▶ _WHAT THE EXERCISE ASKS_:
Word for word, copy the records that follow.
◆ ◆ ◆
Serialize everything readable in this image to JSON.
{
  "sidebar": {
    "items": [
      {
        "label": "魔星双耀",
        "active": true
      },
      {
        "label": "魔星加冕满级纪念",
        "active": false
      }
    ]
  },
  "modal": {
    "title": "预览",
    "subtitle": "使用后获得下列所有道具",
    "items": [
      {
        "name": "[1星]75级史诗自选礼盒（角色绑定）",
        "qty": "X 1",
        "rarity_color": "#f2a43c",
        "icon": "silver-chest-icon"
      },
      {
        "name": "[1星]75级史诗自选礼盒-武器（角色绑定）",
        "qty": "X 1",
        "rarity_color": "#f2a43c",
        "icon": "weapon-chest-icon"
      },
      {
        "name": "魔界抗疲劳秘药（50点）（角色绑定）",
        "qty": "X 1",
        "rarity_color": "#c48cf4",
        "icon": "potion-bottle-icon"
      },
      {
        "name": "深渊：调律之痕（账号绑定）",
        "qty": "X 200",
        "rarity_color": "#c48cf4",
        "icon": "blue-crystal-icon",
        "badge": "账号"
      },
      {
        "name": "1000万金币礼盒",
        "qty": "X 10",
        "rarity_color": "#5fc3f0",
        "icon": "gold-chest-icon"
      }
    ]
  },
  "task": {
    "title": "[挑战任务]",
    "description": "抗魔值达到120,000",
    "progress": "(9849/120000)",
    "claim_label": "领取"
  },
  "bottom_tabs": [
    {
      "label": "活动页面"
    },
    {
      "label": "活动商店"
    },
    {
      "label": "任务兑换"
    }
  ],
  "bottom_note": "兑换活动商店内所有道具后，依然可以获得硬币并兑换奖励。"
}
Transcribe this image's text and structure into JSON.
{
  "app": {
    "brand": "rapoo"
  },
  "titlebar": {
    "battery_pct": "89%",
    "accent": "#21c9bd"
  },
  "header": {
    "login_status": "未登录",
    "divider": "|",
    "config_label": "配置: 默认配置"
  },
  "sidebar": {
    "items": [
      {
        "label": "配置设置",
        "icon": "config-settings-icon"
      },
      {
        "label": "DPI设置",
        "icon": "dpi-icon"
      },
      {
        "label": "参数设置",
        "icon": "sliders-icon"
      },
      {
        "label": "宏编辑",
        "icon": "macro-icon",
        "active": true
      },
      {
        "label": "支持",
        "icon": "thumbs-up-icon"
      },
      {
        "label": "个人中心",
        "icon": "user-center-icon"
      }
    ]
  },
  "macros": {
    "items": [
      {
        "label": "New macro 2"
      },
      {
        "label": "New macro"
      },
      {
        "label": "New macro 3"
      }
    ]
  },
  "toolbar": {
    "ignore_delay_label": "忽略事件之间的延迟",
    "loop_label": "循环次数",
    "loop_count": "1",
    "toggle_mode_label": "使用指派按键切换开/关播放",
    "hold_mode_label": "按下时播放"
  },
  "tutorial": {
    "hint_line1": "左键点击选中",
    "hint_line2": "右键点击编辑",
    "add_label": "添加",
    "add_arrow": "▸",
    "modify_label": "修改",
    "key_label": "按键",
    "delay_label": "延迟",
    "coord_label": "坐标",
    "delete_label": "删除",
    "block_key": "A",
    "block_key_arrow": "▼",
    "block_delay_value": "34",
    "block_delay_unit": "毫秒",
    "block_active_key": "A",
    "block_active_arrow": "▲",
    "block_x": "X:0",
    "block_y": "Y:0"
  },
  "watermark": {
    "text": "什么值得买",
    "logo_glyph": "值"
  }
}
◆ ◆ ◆
▶ _OUTPUT_:
Serialize everything readable in this image to JSON.
{
  "sidebar": {
    "items": [
      {
        "label": "魔星双耀",
        "active": true
      },
      {
        "label": "魔星加冕满级纪念",
        "active": false
      }
    ]
  },
  "modal": {
    "title": "预览",
    "subtitle": "使用后获得下列所有道具",
    "items": [
      {
        "name": "[1星]75级史诗自选礼盒（角色绑定）",
        "qty": "X 1",
        "rarity_color": "#f2a43c",
        "icon": "silver-chest-icon"
      },
      {
        "name": "[1星]75级史诗自选礼盒-武器（角色绑定）",
        "qty": "X 1",
        "rarity_color": "#f2a43c",
        "icon": "weapon-chest-icon"
      },
      {
        "name": "魔界抗疲劳秘药（50点）（角色绑定）",
        "qty": "X 1",
        "rarity_color": "#c48cf4",
        "icon": "potion-bottle-icon"
      },
      {
        "name": "深渊：调律之痕（账号绑定）",
        "qty": "X 200",
        "rarity_color": "#c48cf4",
        "icon": "blue-crystal-icon",
        "badge": "账号"
      },
      {
        "name": "1000万金币礼盒",
        "qty": "X 10",
        "rarity_color": "#5fc3f0",
        "icon": "gold-chest-icon"
      }
    ]
  },
  "task": {
    "title": "[挑战任务]",
    "description": "抗魔值达到120,000",
    "progress": "(9849/120000)",
    "claim_label": "领取"
  },
  "bottom_tabs": [
    {
      "label": "活动页面"
    },
    {
      "label": "活动商店"
    },
    {
      "label": "任务兑换"
    }
  ],
  "bottom_note": "兑换活动商店内所有道具后，依然可以获得硬币并兑换奖励。"
}
Transcribe this image's text and structure into JSON.
{
  "app": {
    "brand": "rapoo"
  },
  "titlebar": {
    "battery_pct": "89%",
    "accent": "#21c9bd"
  },
  "header": {
    "login_status": "未登录",
    "divider": "|",
    "config_label": "配置: 默认配置"
  },
  "sidebar": {
    "items": [
      {
        "label": "配置设置",
        "icon": "config-settings-icon"
      },
      {
        "label": "DPI设置",
        "icon": "dpi-icon"
      },
      {
        "label": "参数设置",
        "icon": "sliders-icon"
      },
      {
        "label": "宏编辑",
        "icon": "macro-icon",
        "active": true
      },
      {
        "label": "支持",
        "icon": "thumbs-up-icon"
      },
      {
        "label": "个人中心",
        "icon": "user-center-icon"
      }
    ]
  },
  "macros": {
    "items": [
      {
        "label": "New macro 2"
      },
      {
        "label": "New macro"
      },
      {
        "label": "New macro 3"
      }
    ]
  },
  "toolbar": {
    "ignore_delay_label": "忽略事件之间的延迟",
    "loop_label": "循环次数",
    "loop_count": "1",
    "toggle_mode_label": "使用指派按键切换开/关播放",
    "hold_mode_label": "按下时播放"
  },
  "tutorial": {
    "hint_line1": "左键点击选中",
    "hint_line2": "右键点击编辑",
    "add_label": "添加",
    "add_arrow": "▸",
    "modify_label": "修改",
    "key_label": "按键",
    "delay_label": "延迟",
    "coord_label": "坐标",
    "delete_label": "删除",
    "block_key": "A",
    "block_key_arrow": "▼",
    "block_delay_value": "34",
    "block_delay_unit": "毫秒",
    "block_active_key": "A",
    "block_active_arrow": "▲",
    "block_x": "X:0",
    "block_y": "Y:0"
  },
  "watermark": {
    "text": "什么值得买",
    "logo_glyph": "值"
  }
}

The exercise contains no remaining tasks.